WORK ORDER
For this exercise, retype all the data exactly and exclude every image.

RECORDS FOR THE EXERCISE Block Start

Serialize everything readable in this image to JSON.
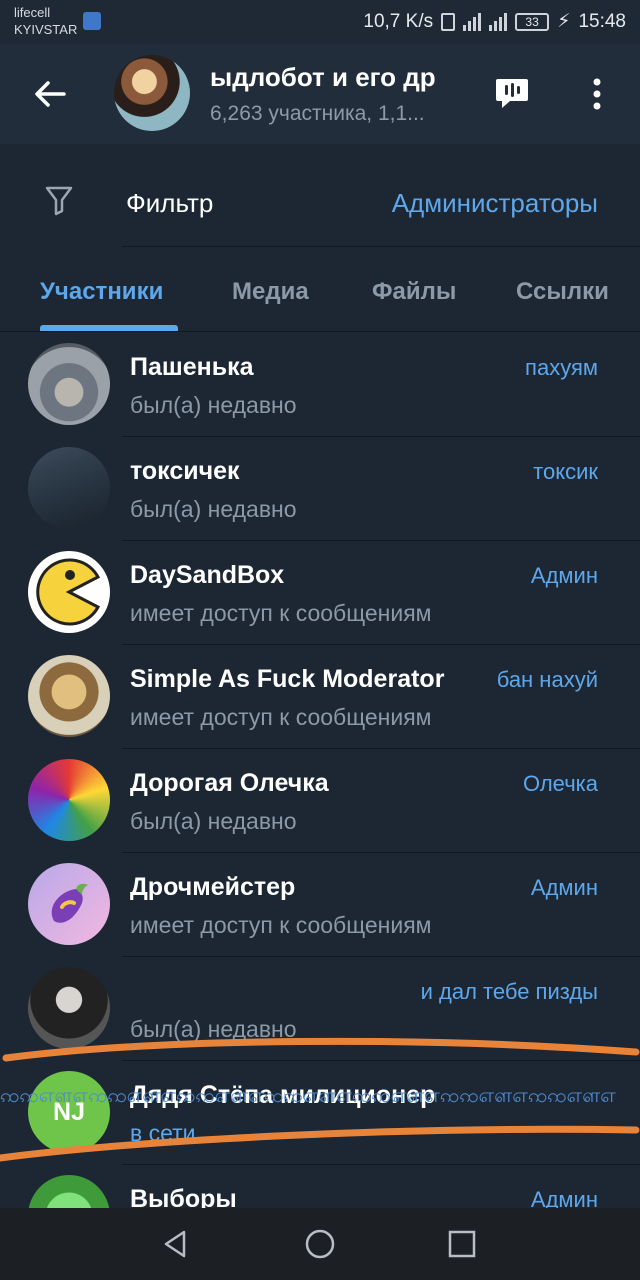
{
  "status_bar": {
    "carrier_line1": "lifecell",
    "carrier_line2": "KYIVSTAR",
    "net_speed": "10,7 K/s",
    "battery": "33",
    "time": "15:48"
  },
  "header": {
    "title": "ыдлобот и его др",
    "subtitle": "6,263 участника, 1,1..."
  },
  "filter": {
    "label": "Фильтр",
    "value": "Администраторы"
  },
  "tabs": [
    {
      "label": "Участники",
      "active": true
    },
    {
      "label": "Медиа",
      "active": false
    },
    {
      "label": "Файлы",
      "active": false
    },
    {
      "label": "Ссылки",
      "active": false
    }
  ],
  "members": [
    {
      "name": "Пашенька",
      "status": "был(а) недавно",
      "role": "пахуям"
    },
    {
      "name": "токсичек",
      "status": "был(а) недавно",
      "role": "токсик"
    },
    {
      "name": "DaySandBox",
      "status": "имеет доступ к сообщениям",
      "role": "Админ"
    },
    {
      "name": "Simple As Fuck Moderator",
      "status": "имеет доступ к сообщениям",
      "role": "бан нахуй"
    },
    {
      "name": "Дорогая Олечка",
      "status": "был(а) недавно",
      "role": "Олечка"
    },
    {
      "name": "Дрочмейстер",
      "status": "имеет доступ к сообщениям",
      "role": "Админ"
    },
    {
      "name": "",
      "status": "был(а) недавно",
      "role": "и дал тебе пизды"
    },
    {
      "name": "Дядя Стёпа милиционер",
      "status": "в сети",
      "role": "",
      "initials": "NJ"
    },
    {
      "name": "Выборы",
      "status": "",
      "role": "Админ"
    }
  ],
  "overlay_text": "ꩡꩡஎளஎꩡꩡஎளஎꩡꩡஎளஎꩡꩡஎளஎꩡꩡஎளஎꩡꩡஎளஎꩡꩡஎளஎ",
  "colors": {
    "accent": "#5ea7ea",
    "background": "#1d2733",
    "header": "#212d3b",
    "annotation_stroke": "#e8843a"
  },
  "icons": {
    "back": "arrow-left-icon",
    "voice_chat": "voice-chat-icon",
    "menu": "more-vertical-icon",
    "filter": "filter-icon",
    "nav_back": "triangle-back-icon",
    "nav_home": "circle-home-icon",
    "nav_recents": "square-recents-icon"
  }
}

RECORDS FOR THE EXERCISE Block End

FINAL ANSWER
Serialize everything readable in this image to JSON.
{
  "status_bar": {
    "carrier_line1": "lifecell",
    "carrier_line2": "KYIVSTAR",
    "net_speed": "10,7 K/s",
    "battery": "33",
    "time": "15:48"
  },
  "header": {
    "title": "ыдлобот и его др",
    "subtitle": "6,263 участника, 1,1..."
  },
  "filter": {
    "label": "Фильтр",
    "value": "Администраторы"
  },
  "tabs": [
    {
      "label": "Участники",
      "active": true
    },
    {
      "label": "Медиа",
      "active": false
    },
    {
      "label": "Файлы",
      "active": false
    },
    {
      "label": "Ссылки",
      "active": false
    }
  ],
  "members": [
    {
      "name": "Пашенька",
      "status": "был(а) недавно",
      "role": "пахуям"
    },
    {
      "name": "токсичек",
      "status": "был(а) недавно",
      "role": "токсик"
    },
    {
      "name": "DaySandBox",
      "status": "имеет доступ к сообщениям",
      "role": "Админ"
    },
    {
      "name": "Simple As Fuck Moderator",
      "status": "имеет доступ к сообщениям",
      "role": "бан нахуй"
    },
    {
      "name": "Дорогая Олечка",
      "status": "был(а) недавно",
      "role": "Олечка"
    },
    {
      "name": "Дрочмейстер",
      "status": "имеет доступ к сообщениям",
      "role": "Админ"
    },
    {
      "name": "",
      "status": "был(а) недавно",
      "role": "и дал тебе пизды"
    },
    {
      "name": "Дядя Стёпа милиционер",
      "status": "в сети",
      "role": "",
      "initials": "NJ"
    },
    {
      "name": "Выборы",
      "status": "",
      "role": "Админ"
    }
  ],
  "overlay_text": "ꩡꩡஎளஎꩡꩡஎளஎꩡꩡஎளஎꩡꩡஎளஎꩡꩡஎளஎꩡꩡஎளஎꩡꩡஎளஎ",
  "colors": {
    "accent": "#5ea7ea",
    "background": "#1d2733",
    "header": "#212d3b",
    "annotation_stroke": "#e8843a"
  },
  "icons": {
    "back": "arrow-left-icon",
    "voice_chat": "voice-chat-icon",
    "menu": "more-vertical-icon",
    "filter": "filter-icon",
    "nav_back": "triangle-back-icon",
    "nav_home": "circle-home-icon",
    "nav_recents": "square-recents-icon"
  }
}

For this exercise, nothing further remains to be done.